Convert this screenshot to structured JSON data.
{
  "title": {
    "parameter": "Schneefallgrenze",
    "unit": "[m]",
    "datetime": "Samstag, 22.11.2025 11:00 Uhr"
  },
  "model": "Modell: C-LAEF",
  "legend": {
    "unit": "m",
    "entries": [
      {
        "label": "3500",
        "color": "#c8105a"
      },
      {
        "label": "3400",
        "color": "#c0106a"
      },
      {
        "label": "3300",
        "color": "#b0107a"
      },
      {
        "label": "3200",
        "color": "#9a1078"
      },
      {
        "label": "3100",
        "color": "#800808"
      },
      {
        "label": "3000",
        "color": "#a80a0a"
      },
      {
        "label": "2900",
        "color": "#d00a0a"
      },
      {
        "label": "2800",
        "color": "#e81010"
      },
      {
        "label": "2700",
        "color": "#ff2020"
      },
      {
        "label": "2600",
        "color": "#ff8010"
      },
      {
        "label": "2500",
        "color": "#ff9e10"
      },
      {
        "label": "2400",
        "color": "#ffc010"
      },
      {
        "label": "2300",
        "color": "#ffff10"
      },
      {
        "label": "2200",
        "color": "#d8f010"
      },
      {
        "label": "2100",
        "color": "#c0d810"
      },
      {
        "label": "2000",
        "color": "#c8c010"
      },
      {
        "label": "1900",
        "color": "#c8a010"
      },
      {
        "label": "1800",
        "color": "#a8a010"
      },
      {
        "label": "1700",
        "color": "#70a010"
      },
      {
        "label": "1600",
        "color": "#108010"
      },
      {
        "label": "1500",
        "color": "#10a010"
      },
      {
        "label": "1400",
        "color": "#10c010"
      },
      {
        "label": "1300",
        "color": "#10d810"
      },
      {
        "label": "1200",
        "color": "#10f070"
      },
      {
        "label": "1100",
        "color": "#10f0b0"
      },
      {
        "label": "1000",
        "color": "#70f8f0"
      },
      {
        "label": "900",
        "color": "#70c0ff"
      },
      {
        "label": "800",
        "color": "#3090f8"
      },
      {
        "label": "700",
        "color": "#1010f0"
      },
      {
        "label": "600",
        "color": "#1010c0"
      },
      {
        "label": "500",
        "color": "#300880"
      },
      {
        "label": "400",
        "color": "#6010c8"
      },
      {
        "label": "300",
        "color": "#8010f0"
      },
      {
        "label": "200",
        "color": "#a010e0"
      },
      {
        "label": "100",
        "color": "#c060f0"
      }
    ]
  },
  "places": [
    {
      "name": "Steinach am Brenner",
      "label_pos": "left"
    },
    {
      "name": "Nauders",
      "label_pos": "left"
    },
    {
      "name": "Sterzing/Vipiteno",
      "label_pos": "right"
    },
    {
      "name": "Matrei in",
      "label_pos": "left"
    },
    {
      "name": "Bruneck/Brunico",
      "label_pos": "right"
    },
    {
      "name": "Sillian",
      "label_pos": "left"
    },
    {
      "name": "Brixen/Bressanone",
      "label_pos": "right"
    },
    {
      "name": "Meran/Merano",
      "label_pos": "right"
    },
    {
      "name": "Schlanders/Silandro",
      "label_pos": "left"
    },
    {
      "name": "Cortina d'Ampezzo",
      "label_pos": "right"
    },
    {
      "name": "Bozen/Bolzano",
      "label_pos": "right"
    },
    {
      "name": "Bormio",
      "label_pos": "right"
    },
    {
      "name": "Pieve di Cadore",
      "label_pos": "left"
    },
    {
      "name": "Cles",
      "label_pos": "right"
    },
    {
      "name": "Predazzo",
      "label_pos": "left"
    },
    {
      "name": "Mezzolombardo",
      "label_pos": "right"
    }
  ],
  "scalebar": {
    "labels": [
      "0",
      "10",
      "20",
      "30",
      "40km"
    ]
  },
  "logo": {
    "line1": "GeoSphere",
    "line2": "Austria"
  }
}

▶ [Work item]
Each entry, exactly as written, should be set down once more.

▶ [Written solution]
Convert this screenshot to structured JSON data.
{
  "title": {
    "parameter": "Schneefallgrenze",
    "unit": "[m]",
    "datetime": "Samstag, 22.11.2025 11:00 Uhr"
  },
  "model": "Modell: C-LAEF",
  "legend": {
    "unit": "m",
    "entries": [
      {
        "label": "3500",
        "color": "#c8105a"
      },
      {
        "label": "3400",
        "color": "#c0106a"
      },
      {
        "label": "3300",
        "color": "#b0107a"
      },
      {
        "label": "3200",
        "color": "#9a1078"
      },
      {
        "label": "3100",
        "color": "#800808"
      },
      {
        "label": "3000",
        "color": "#a80a0a"
      },
      {
        "label": "2900",
        "color": "#d00a0a"
      },
      {
        "label": "2800",
        "color": "#e81010"
      },
      {
        "label": "2700",
        "color": "#ff2020"
      },
      {
        "label": "2600",
        "color": "#ff8010"
      },
      {
        "label": "2500",
        "color": "#ff9e10"
      },
      {
        "label": "2400",
        "color": "#ffc010"
      },
      {
        "label": "2300",
        "color": "#ffff10"
      },
      {
        "label": "2200",
        "color": "#d8f010"
      },
      {
        "label": "2100",
        "color": "#c0d810"
      },
      {
        "label": "2000",
        "color": "#c8c010"
      },
      {
        "label": "1900",
        "color": "#c8a010"
      },
      {
        "label": "1800",
        "color": "#a8a010"
      },
      {
        "label": "1700",
        "color": "#70a010"
      },
      {
        "label": "1600",
        "color": "#108010"
      },
      {
        "label": "1500",
        "color": "#10a010"
      },
      {
        "label": "1400",
        "color": "#10c010"
      },
      {
        "label": "1300",
        "color": "#10d810"
      },
      {
        "label": "1200",
        "color": "#10f070"
      },
      {
        "label": "1100",
        "color": "#10f0b0"
      },
      {
        "label": "1000",
        "color": "#70f8f0"
      },
      {
        "label": "900",
        "color": "#70c0ff"
      },
      {
        "label": "800",
        "color": "#3090f8"
      },
      {
        "label": "700",
        "color": "#1010f0"
      },
      {
        "label": "600",
        "color": "#1010c0"
      },
      {
        "label": "500",
        "color": "#300880"
      },
      {
        "label": "400",
        "color": "#6010c8"
      },
      {
        "label": "300",
        "color": "#8010f0"
      },
      {
        "label": "200",
        "color": "#a010e0"
      },
      {
        "label": "100",
        "color": "#c060f0"
      }
    ]
  },
  "places": [
    {
      "name": "Steinach am Brenner",
      "label_pos": "left"
    },
    {
      "name": "Nauders",
      "label_pos": "left"
    },
    {
      "name": "Sterzing/Vipiteno",
      "label_pos": "right"
    },
    {
      "name": "Matrei in",
      "label_pos": "left"
    },
    {
      "name": "Bruneck/Brunico",
      "label_pos": "right"
    },
    {
      "name": "Sillian",
      "label_pos": "left"
    },
    {
      "name": "Brixen/Bressanone",
      "label_pos": "right"
    },
    {
      "name": "Meran/Merano",
      "label_pos": "right"
    },
    {
      "name": "Schlanders/Silandro",
      "label_pos": "left"
    },
    {
      "name": "Cortina d'Ampezzo",
      "label_pos": "right"
    },
    {
      "name": "Bozen/Bolzano",
      "label_pos": "right"
    },
    {
      "name": "Bormio",
      "label_pos": "right"
    },
    {
      "name": "Pieve di Cadore",
      "label_pos": "left"
    },
    {
      "name": "Cles",
      "label_pos": "right"
    },
    {
      "name": "Predazzo",
      "label_pos": "left"
    },
    {
      "name": "Mezzolombardo",
      "label_pos": "right"
    }
  ],
  "scalebar": {
    "labels": [
      "0",
      "10",
      "20",
      "30",
      "40km"
    ]
  },
  "logo": {
    "line1": "GeoSphere",
    "line2": "Austria"
  }
}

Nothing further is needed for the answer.